## Your assignment
What you give must be the lines from the one containing "Enumerate this screenshot's" through the last line of the listing below, exactly, with nothing else and no pictures.

START Extracted material

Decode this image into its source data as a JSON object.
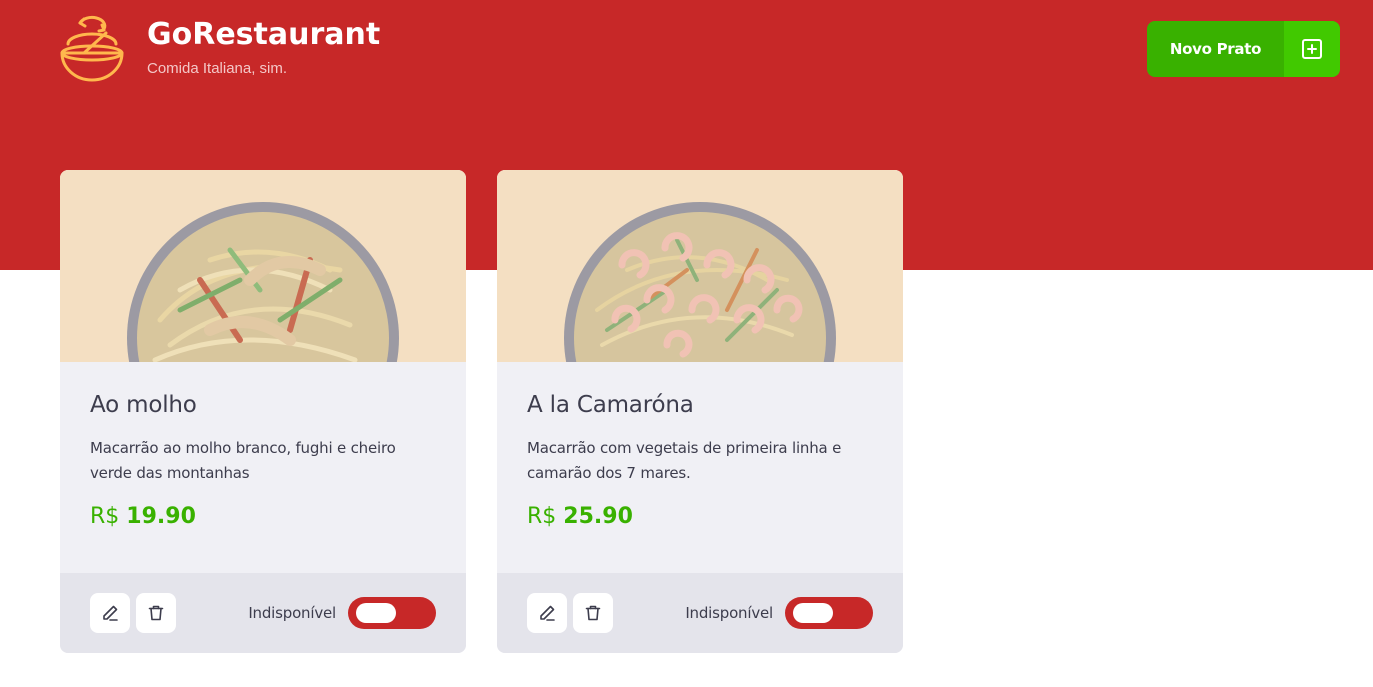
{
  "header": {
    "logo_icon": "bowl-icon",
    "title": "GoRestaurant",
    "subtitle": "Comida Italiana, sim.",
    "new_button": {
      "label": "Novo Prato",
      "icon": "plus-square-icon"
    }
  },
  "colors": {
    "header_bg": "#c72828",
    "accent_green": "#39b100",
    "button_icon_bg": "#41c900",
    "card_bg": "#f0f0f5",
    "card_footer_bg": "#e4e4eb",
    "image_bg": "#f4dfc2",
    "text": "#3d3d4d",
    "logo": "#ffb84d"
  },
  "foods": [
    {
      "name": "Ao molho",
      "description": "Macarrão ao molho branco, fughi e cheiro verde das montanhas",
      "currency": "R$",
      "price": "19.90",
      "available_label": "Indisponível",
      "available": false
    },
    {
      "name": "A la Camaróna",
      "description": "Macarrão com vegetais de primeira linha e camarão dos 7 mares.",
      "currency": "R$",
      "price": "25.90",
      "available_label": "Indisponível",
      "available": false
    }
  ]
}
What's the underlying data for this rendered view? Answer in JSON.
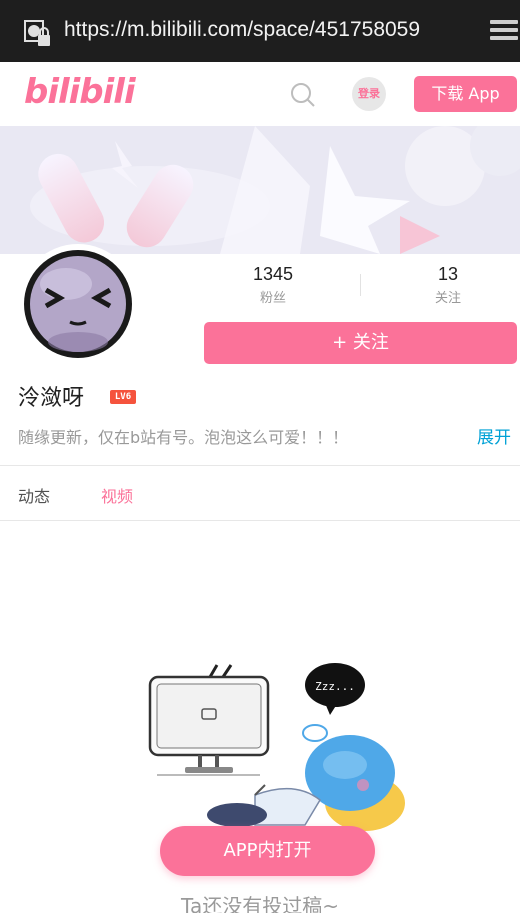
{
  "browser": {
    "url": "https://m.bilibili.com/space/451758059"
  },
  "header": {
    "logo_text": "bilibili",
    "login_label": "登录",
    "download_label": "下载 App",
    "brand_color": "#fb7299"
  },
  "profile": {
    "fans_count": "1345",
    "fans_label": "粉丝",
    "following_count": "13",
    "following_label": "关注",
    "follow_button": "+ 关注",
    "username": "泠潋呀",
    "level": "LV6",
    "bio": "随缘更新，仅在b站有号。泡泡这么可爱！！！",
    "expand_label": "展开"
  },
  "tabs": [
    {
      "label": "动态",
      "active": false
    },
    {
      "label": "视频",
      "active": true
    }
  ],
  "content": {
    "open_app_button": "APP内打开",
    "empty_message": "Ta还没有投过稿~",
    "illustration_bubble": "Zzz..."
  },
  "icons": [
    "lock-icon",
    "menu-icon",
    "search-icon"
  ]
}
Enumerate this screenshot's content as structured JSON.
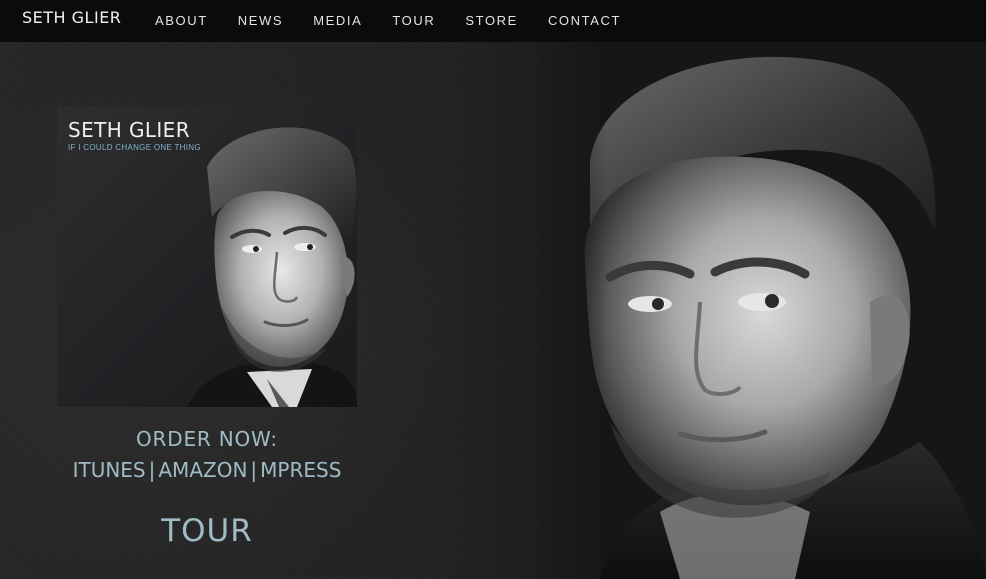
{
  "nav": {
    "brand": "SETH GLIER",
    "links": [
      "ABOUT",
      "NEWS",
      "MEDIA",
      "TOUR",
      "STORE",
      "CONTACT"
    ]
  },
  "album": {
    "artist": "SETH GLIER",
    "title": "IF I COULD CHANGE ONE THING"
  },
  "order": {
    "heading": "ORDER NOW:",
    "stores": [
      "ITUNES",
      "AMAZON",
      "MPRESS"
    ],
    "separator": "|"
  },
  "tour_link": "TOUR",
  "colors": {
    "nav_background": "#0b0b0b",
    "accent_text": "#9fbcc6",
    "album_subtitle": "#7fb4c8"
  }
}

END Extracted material

## Output of the task
Enumerate this screenshot's content as structured JSON.
{
  "nav": {
    "brand": "SETH GLIER",
    "links": [
      "ABOUT",
      "NEWS",
      "MEDIA",
      "TOUR",
      "STORE",
      "CONTACT"
    ]
  },
  "album": {
    "artist": "SETH GLIER",
    "title": "IF I COULD CHANGE ONE THING"
  },
  "order": {
    "heading": "ORDER NOW:",
    "stores": [
      "ITUNES",
      "AMAZON",
      "MPRESS"
    ],
    "separator": "|"
  },
  "tour_link": "TOUR",
  "colors": {
    "nav_background": "#0b0b0b",
    "accent_text": "#9fbcc6",
    "album_subtitle": "#7fb4c8"
  }
}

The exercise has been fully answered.